**WORK ITEM**
Using the data below, copy every line that contains the word "application".

[Interface dataset entries]
*** Block opens ***

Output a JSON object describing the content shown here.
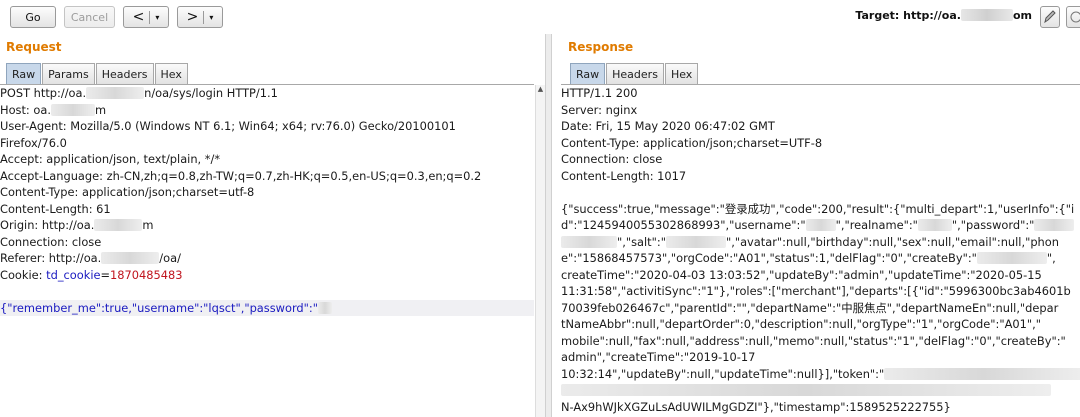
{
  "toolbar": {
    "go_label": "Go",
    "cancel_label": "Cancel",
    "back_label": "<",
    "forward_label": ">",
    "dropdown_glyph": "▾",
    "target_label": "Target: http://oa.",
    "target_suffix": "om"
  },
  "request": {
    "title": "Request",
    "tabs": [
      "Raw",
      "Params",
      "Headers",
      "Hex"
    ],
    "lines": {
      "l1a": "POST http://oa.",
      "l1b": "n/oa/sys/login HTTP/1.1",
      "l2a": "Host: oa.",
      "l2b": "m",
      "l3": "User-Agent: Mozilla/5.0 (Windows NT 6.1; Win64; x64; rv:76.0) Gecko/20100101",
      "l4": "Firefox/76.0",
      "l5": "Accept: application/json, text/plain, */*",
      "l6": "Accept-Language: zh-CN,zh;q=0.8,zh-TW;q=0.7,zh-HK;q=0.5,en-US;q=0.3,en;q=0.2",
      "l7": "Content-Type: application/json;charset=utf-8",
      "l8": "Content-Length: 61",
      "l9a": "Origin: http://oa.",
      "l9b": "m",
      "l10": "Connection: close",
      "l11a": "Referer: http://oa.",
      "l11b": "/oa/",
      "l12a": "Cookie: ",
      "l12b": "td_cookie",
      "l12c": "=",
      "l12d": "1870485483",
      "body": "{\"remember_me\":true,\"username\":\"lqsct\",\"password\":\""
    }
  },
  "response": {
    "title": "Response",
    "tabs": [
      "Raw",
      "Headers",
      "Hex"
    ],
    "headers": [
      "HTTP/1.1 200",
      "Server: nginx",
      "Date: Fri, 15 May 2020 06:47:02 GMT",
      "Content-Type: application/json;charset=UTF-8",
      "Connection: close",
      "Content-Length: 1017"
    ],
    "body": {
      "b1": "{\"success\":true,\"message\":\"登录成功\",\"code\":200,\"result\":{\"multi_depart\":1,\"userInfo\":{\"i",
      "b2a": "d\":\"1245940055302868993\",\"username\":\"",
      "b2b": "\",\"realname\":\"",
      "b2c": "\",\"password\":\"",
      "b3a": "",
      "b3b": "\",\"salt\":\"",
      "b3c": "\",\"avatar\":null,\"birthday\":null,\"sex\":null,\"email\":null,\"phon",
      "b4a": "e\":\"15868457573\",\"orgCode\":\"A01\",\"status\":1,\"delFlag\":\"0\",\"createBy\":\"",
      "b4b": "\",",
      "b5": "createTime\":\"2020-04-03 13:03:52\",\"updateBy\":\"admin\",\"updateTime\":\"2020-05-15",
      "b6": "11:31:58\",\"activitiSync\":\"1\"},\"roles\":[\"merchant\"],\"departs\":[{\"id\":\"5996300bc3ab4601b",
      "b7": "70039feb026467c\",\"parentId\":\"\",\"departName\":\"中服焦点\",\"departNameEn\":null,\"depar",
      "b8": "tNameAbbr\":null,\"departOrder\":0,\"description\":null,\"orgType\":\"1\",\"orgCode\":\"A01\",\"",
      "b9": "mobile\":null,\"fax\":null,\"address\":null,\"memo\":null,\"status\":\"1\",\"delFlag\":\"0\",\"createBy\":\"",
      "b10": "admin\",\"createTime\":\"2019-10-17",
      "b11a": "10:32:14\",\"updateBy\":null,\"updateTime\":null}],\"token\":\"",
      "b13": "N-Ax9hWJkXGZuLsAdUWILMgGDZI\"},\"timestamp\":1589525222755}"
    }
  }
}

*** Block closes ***

**TASK RESULT**
      "l5": "Accept: application/json, text/plain, */*",
      "l7": "Content-Type: application/json;charset=utf-8",
      "Content-Type: application/json;charset=UTF-8",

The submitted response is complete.